WHAT IS EXPECTED
Your answer must be the listing repeated word for word, without its pictures.

SOURCE RECORDS

◆ ◆ ◆

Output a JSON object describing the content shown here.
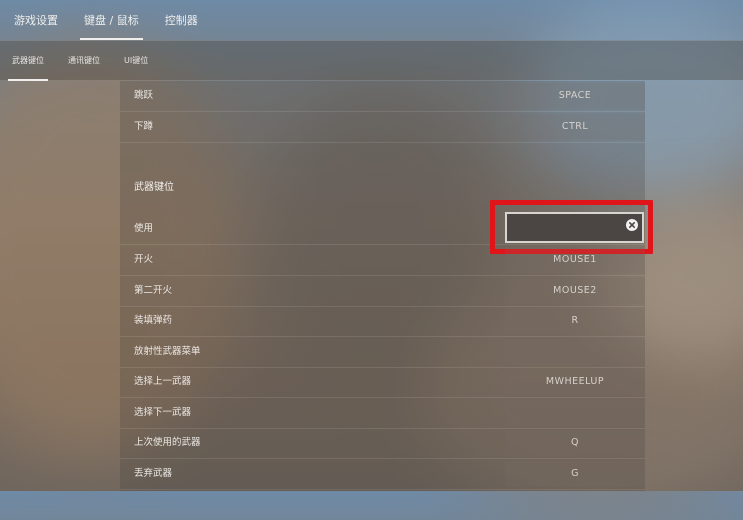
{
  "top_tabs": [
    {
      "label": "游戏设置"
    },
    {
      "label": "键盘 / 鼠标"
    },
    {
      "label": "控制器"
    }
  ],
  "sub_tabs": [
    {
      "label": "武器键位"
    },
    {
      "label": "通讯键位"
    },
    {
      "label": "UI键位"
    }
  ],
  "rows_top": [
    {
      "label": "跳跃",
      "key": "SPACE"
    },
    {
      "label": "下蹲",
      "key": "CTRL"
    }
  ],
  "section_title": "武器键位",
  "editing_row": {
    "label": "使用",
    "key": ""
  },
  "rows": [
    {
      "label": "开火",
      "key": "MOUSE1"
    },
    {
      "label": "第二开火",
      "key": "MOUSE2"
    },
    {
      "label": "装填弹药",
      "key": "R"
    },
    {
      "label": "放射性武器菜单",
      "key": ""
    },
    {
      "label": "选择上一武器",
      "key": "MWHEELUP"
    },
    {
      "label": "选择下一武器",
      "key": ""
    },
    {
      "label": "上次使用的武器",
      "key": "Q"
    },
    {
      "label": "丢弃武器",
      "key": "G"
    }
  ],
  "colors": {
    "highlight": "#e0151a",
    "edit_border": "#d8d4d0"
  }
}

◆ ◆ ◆

ANSWER FOR THIS EXERCISE
Output a JSON object describing the content shown here.
{
  "top_tabs": [
    {
      "label": "游戏设置"
    },
    {
      "label": "键盘 / 鼠标"
    },
    {
      "label": "控制器"
    }
  ],
  "sub_tabs": [
    {
      "label": "武器键位"
    },
    {
      "label": "通讯键位"
    },
    {
      "label": "UI键位"
    }
  ],
  "rows_top": [
    {
      "label": "跳跃",
      "key": "SPACE"
    },
    {
      "label": "下蹲",
      "key": "CTRL"
    }
  ],
  "section_title": "武器键位",
  "editing_row": {
    "label": "使用",
    "key": ""
  },
  "rows": [
    {
      "label": "开火",
      "key": "MOUSE1"
    },
    {
      "label": "第二开火",
      "key": "MOUSE2"
    },
    {
      "label": "装填弹药",
      "key": "R"
    },
    {
      "label": "放射性武器菜单",
      "key": ""
    },
    {
      "label": "选择上一武器",
      "key": "MWHEELUP"
    },
    {
      "label": "选择下一武器",
      "key": ""
    },
    {
      "label": "上次使用的武器",
      "key": "Q"
    },
    {
      "label": "丢弃武器",
      "key": "G"
    }
  ],
  "colors": {
    "highlight": "#e0151a",
    "edit_border": "#d8d4d0"
  }
}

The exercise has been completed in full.